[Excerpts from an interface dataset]
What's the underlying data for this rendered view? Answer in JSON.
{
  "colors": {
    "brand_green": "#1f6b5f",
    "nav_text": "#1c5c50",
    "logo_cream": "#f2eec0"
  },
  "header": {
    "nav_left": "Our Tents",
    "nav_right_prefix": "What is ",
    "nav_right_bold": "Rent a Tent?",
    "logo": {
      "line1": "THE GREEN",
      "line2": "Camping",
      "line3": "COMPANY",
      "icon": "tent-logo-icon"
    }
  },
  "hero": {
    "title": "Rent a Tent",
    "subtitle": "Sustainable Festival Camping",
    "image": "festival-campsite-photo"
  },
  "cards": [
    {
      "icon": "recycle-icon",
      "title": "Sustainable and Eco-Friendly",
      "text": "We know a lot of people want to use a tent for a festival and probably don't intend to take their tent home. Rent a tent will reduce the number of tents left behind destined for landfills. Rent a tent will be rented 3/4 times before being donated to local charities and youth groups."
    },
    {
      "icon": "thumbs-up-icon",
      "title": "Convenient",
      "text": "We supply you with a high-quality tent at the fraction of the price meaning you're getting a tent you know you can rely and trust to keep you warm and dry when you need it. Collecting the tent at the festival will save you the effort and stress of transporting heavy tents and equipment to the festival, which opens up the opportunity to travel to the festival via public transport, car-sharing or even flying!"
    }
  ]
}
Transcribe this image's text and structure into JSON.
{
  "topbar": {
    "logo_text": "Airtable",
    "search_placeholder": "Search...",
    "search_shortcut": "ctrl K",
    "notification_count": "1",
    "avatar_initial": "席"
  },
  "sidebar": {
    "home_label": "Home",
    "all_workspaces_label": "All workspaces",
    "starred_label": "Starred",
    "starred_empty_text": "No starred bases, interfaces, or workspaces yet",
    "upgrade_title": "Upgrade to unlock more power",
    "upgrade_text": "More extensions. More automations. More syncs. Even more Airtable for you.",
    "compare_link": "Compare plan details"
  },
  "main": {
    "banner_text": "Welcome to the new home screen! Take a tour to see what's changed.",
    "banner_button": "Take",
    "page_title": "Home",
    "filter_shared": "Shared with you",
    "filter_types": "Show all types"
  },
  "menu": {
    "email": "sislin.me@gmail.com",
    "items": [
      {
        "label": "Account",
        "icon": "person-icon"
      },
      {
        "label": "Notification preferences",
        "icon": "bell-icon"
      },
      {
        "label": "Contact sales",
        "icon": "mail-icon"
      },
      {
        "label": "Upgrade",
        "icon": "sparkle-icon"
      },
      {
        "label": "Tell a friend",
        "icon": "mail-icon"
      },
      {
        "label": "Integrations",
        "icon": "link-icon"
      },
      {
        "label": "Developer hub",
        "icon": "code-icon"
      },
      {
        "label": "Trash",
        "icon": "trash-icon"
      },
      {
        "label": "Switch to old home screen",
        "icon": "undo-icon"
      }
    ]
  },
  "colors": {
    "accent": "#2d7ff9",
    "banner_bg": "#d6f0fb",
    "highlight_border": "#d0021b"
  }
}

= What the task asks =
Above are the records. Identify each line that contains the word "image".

= Your solution =
    "image": "festival-campsite-photo"
Transcribe this image's text and structure into JSON.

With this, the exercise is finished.